Posted in Reading Response by Trace on June 7, 2010

Understanding the Internet is more than reading a book or playing Farmville. This, the five guys that wrote the Cluetrain Manifesto understand. While they admit they don’t understand the true purpose of the web – “telephones are for talking to people… what’s the web for.”

This ten-year anniversary addition almost doubles the original book published in 2000. IT contains new information discovered since the before our Web 2.0 generation. Back in 2000, before the popularity of the social web, before Facebook, MySpace or Twitter had taken over the bandwidth this book said something outrageous. “Markets are conversations.”

This simple idea was a revolution in 2000, and the Internet was the best driving force behind these conversations. Today, we take this idea for granted. The idea that outside of a barbershop or store aisle we the consumers can have a true conversation regarding the products or policies of our favorite providers.

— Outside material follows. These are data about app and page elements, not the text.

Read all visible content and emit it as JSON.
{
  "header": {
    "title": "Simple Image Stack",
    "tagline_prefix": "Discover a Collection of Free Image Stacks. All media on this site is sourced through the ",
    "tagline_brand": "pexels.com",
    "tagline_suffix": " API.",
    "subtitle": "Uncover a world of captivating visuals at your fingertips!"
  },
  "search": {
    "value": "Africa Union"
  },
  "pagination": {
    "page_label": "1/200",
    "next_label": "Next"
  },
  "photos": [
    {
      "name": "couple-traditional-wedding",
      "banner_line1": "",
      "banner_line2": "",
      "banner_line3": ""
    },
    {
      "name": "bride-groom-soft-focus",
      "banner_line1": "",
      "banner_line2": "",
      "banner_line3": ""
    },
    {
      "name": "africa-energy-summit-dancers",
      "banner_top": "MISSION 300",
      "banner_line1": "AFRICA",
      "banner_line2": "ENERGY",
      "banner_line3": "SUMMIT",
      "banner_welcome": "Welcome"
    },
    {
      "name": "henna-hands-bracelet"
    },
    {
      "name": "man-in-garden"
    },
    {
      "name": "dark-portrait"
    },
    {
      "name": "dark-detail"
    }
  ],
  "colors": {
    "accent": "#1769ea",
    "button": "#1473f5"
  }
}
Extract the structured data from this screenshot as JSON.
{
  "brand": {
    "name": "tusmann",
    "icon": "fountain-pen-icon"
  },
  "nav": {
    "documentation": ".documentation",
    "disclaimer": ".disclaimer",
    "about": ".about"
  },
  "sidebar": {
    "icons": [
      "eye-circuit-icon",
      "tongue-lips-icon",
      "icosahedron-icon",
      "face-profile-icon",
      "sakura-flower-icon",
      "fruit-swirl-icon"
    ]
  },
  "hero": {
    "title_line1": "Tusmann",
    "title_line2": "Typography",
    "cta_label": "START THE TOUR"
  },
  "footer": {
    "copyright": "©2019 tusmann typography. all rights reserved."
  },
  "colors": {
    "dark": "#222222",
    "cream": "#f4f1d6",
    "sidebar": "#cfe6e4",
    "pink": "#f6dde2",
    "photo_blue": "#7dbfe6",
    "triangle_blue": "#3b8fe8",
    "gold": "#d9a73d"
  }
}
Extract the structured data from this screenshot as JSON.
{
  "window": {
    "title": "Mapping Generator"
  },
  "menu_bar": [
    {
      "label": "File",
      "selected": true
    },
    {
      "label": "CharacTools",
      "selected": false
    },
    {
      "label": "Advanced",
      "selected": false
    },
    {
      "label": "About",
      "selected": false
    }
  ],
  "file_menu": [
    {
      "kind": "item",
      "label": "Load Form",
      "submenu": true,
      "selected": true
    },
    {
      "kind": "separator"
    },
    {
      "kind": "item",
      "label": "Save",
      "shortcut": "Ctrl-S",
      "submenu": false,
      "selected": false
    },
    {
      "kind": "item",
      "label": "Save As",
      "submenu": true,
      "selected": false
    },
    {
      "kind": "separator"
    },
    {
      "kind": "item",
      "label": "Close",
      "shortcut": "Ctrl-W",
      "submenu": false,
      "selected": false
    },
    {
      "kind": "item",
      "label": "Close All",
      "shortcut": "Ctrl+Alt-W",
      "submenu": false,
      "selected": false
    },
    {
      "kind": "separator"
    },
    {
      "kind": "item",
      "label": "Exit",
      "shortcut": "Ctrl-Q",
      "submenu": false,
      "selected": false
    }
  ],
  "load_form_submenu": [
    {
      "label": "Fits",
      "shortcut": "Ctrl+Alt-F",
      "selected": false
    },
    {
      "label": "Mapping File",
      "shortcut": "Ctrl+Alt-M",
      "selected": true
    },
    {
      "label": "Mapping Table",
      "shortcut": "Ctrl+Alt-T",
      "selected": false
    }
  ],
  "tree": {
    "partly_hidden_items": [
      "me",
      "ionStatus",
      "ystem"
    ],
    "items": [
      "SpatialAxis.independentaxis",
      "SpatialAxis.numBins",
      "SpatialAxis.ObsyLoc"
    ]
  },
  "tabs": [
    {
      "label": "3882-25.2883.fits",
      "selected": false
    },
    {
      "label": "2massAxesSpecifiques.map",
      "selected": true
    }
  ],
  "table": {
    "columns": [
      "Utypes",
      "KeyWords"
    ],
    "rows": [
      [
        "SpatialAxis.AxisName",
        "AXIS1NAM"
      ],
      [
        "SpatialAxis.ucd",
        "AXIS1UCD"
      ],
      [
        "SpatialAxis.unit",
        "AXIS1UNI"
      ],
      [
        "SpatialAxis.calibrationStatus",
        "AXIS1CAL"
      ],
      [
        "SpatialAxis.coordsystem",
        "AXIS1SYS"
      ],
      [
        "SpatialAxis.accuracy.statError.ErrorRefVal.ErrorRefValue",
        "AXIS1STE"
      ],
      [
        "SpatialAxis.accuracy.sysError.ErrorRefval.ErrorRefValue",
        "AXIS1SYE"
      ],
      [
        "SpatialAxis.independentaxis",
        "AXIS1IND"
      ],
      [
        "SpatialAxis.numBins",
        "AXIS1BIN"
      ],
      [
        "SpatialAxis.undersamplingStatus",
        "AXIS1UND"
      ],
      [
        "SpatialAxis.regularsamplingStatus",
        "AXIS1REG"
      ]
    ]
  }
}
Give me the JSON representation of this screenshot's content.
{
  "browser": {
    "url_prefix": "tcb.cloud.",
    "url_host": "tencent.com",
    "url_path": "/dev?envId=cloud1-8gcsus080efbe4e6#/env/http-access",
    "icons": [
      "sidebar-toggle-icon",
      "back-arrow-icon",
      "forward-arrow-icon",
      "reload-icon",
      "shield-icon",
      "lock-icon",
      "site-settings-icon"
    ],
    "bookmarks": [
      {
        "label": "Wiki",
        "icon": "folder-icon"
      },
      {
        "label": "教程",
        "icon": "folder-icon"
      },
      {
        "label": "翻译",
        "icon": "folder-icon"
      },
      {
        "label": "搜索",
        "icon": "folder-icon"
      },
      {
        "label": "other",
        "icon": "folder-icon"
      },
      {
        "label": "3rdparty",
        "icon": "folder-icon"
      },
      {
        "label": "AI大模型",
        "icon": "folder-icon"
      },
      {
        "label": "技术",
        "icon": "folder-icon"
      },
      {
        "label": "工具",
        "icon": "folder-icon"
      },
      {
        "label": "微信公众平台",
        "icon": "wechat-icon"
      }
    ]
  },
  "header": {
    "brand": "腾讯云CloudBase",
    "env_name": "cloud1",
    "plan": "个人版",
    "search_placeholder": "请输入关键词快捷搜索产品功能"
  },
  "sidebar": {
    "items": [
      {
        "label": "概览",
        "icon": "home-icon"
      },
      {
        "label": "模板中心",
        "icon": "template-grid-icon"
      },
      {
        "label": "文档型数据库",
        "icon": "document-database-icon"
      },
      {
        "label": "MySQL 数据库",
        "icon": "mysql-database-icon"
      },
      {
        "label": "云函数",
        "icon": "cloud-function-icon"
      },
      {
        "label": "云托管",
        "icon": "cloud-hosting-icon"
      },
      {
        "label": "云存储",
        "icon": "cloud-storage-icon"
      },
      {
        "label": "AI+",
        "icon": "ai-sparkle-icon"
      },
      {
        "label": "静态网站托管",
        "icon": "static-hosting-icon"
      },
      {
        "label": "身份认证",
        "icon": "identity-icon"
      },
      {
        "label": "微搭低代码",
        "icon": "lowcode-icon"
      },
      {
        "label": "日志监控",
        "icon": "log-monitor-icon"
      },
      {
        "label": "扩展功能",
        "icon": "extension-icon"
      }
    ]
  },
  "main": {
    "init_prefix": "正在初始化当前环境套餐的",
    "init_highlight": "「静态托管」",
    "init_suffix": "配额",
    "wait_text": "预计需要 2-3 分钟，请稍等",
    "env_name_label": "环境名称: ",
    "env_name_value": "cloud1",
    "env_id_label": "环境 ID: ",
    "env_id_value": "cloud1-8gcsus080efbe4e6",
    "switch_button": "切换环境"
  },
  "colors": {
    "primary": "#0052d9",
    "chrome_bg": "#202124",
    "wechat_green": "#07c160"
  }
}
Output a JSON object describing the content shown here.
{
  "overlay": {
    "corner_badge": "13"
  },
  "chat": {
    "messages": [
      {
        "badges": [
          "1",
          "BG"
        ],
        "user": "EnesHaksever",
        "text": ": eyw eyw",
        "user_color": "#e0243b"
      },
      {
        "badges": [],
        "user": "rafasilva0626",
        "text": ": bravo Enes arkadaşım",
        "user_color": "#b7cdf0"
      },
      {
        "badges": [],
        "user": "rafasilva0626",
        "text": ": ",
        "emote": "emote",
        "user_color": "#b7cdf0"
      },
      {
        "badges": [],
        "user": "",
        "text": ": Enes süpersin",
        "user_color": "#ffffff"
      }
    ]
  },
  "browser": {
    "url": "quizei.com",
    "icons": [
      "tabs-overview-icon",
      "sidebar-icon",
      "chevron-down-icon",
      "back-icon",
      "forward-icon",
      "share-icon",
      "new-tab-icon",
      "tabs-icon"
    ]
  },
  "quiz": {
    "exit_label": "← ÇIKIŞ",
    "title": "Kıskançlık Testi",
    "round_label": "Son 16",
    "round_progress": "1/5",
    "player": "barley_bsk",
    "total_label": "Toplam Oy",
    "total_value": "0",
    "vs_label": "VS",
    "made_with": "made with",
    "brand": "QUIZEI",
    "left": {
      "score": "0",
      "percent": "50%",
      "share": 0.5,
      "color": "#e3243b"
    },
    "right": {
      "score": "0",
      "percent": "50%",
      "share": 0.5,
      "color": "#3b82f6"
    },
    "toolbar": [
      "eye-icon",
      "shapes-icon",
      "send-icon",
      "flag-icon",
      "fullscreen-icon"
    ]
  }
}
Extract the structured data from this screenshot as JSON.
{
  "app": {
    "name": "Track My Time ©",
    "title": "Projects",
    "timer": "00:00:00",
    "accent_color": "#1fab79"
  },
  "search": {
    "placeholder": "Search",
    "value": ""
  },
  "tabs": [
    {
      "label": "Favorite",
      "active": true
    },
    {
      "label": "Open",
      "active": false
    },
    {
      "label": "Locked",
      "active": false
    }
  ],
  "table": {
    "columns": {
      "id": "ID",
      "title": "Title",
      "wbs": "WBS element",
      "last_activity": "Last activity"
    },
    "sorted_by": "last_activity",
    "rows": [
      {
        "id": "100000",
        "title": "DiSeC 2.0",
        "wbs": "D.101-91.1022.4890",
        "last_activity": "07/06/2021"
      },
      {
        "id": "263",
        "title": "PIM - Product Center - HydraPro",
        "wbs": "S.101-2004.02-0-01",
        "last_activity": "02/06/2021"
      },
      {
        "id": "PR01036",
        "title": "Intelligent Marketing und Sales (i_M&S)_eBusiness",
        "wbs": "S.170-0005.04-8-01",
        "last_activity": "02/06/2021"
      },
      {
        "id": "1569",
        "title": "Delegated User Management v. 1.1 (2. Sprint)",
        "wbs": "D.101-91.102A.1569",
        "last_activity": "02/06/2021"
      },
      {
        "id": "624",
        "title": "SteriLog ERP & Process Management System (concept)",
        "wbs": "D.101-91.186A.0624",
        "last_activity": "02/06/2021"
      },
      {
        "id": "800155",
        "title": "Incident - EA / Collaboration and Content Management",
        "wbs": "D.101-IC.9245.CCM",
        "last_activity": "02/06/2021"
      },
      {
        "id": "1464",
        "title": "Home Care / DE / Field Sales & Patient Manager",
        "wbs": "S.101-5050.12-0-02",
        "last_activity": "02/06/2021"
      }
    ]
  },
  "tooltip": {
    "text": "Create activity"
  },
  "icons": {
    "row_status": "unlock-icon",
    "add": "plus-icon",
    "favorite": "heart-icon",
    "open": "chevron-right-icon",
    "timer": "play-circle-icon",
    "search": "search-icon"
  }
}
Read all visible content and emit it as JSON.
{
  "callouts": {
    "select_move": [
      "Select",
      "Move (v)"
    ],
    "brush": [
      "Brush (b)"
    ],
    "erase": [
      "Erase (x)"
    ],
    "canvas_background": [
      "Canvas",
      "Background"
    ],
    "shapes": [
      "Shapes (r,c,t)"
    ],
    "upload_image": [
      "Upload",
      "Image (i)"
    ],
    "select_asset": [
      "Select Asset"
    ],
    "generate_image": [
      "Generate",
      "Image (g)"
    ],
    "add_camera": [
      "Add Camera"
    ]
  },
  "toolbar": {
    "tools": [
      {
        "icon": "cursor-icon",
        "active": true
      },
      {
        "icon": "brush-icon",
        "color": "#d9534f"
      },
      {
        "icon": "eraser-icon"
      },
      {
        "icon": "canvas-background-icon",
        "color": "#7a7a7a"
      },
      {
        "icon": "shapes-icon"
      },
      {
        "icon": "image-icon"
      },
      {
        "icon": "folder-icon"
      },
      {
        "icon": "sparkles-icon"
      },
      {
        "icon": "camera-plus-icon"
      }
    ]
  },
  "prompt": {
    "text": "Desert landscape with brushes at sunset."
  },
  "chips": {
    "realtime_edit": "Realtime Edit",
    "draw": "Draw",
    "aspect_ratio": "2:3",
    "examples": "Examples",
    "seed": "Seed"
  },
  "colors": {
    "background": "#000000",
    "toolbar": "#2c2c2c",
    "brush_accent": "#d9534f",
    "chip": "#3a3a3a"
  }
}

Unlike some of my other posts, today I felt this book is too important to pick apart. It’s an Eastern philosophy of the internet. The authors looked at the Internet how an Amish person might design an Internet scheme. I read earlier this month how the Web increases our hand-eye coordination but decreases our critical thinking. This book is fantastic for those who have never thought critically about webspace. For those of us that who have, it becomes more of a How-to-explain book. It’s more of a crash course of more of an eastern school web.